SUPPLIED RECORDS =>
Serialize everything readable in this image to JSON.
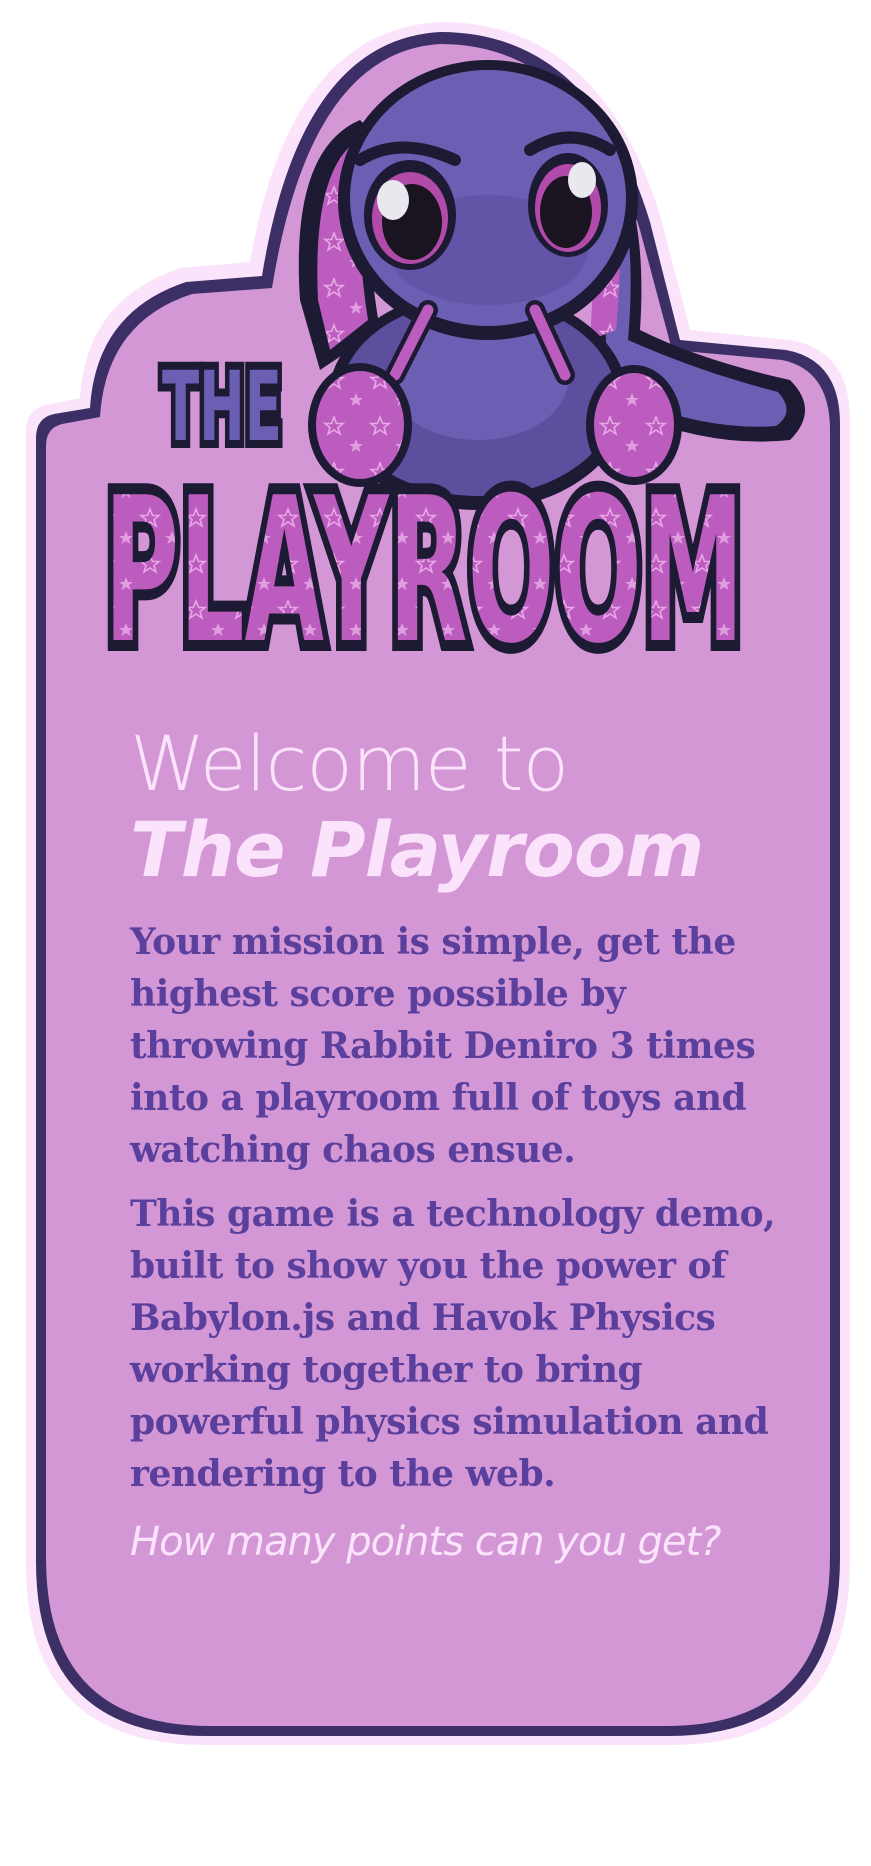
{
  "logo": {
    "word_top": "THE",
    "word_main": "PLAYROOM"
  },
  "welcome": {
    "line1": "Welcome to",
    "title": "The Playroom"
  },
  "body": {
    "paragraph1": "Your mission is simple, get the highest score possible by throwing Rabbit Deniro 3 times into a playroom full of toys and watching chaos ensue.",
    "paragraph2": "This game is a technology demo, built to show you the power of Babylon.js and Havok Physics working together to bring powerful physics simulation and rendering to the web.",
    "question": "How many points can you get?"
  },
  "colors": {
    "panel_fill": "#d497d6",
    "panel_border": "#3c2f66",
    "panel_glow": "#fbe3fb",
    "heading_text": "#fbe3fb",
    "body_text": "#5b3f9c",
    "rabbit_body": "#6a5fb3",
    "logo_pink": "#bd5cbf",
    "logo_outline": "#1d1a33"
  }
}
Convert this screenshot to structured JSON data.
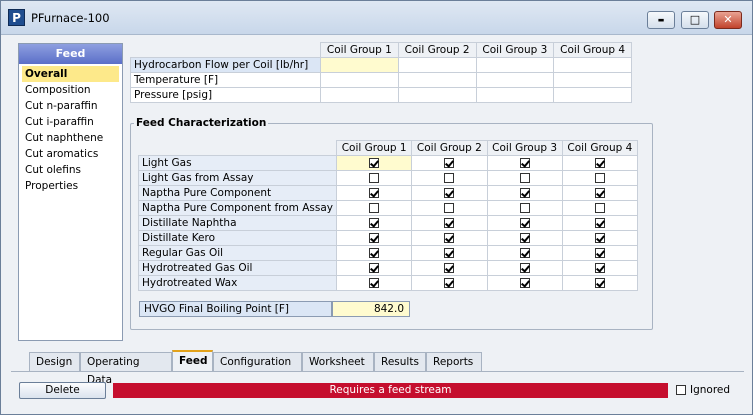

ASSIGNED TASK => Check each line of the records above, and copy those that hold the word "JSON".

EXERCISE OUTPUT =>
Serialize everything readable in this image to JSON.
Convert this screenshot to structured JSON data.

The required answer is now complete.